As a wheelchair user, every single journey seems to be different. Some good and some straight up awful. Last month, I had a span of 10 days where I took 8 trains (two of which were two legged journeys but I try and travel direct wherever possible) and in those trips I experienced a few troubles like multiple broken lifts. The photo in the car park that goes alongside this blog is taken not long after I had a really stressful train trip. I needed to get to Sheffield for a specific time as we were seeing a theatre production and I needed to do the trip in two parts as there is no direct route however when I arrived at the second train station after the first leg of the trip I was informed that the only lift (and way to get to the platform I needed) was out of order.
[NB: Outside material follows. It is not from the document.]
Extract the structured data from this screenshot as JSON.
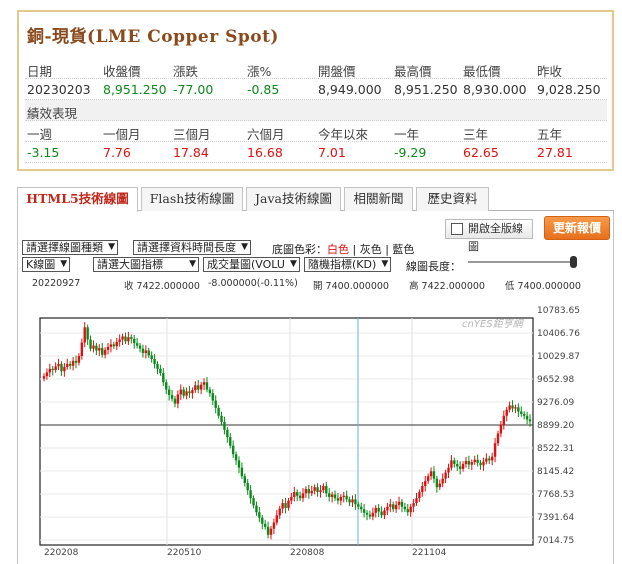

I was panicked and flustered for 5 minutes whilst they tried to figure out a plan which, thankfully, they did but it meant getting to the other end of the station in a couple of minutes as they were holding the train for me. Some of the trips like the last London ones went as smooth as anything thanks to the Passenger Assistance UK app (highly recommend) and the staff on the day. I’ve never had a problem at my local train station but it’s well known in the community that assistance can be hit and miss which puts a lot of disabled people off travelling by train, it can be daunting. Yes, there may be wheelchair spaces and ramps available but when you’re travelling with a wheelchair, you rely on other people working the trains and stations to be there to help and when they’re there, it’s perfect or if something goes a little awry, most of the time l know how to handle things but sometimes after a bad experience – it still gets to me. Does this mean I’ll stop travelling by train? Definitely not, it’s still the best way to get around and for the most part I feel confident on these kind of trips. At the end of the day, it opens up more possibilities to get around so I’ll take the next journey and all that goes with it in my stride with the hopes that the changes and progress into making travel more inclusive continues so that it’s accessible to all and helps people feel confident getting out and about more.